Lines with the string "icon" in the data below: report how many there are, and write nothing but the number.
•••
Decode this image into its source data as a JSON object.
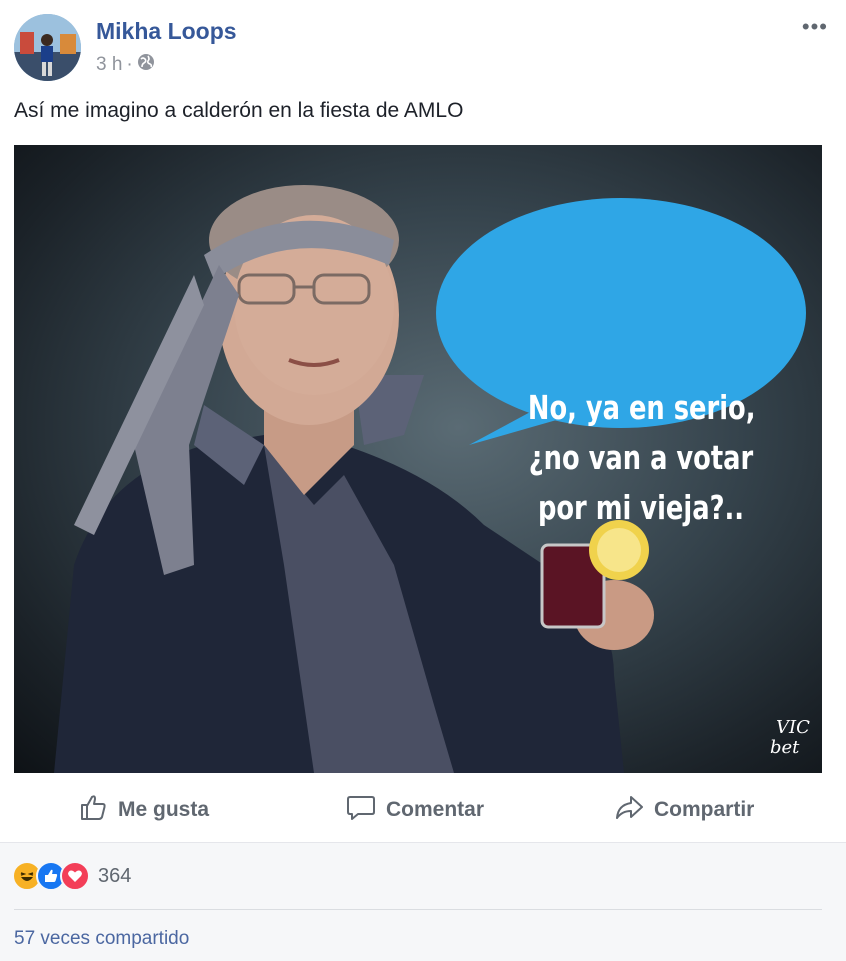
{
  "author": {
    "name": "Mikha Loops"
  },
  "meta": {
    "time": "3 h",
    "separator": "·",
    "privacy_icon": "globe-icon"
  },
  "menu": {
    "icon": "more-options-icon",
    "label": "•••"
  },
  "post": {
    "caption": "Así me imagino a calderón en la fiesta de AMLO"
  },
  "image": {
    "speech_bubble_lines": [
      "No, ya en serio,",
      "¿no van a votar",
      "por mi vieja?.."
    ],
    "signature": "VIC bet"
  },
  "actions": {
    "like": {
      "label": "Me gusta",
      "icon": "thumbs-up-icon"
    },
    "comment": {
      "label": "Comentar",
      "icon": "comment-bubble-icon"
    },
    "share": {
      "label": "Compartir",
      "icon": "share-arrow-icon"
    }
  },
  "reactions": {
    "types": [
      "haha",
      "like",
      "love"
    ],
    "count": "364"
  },
  "shares": {
    "text": "57 veces compartido"
  },
  "colors": {
    "author_link": "#365899",
    "meta_gray": "#90949c",
    "action_gray": "#606770",
    "like_blue": "#1877f2",
    "love_red": "#f33e58",
    "haha_yellow": "#f7b125",
    "bubble_blue": "#2fa6e6"
  }
}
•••
## Written reply
5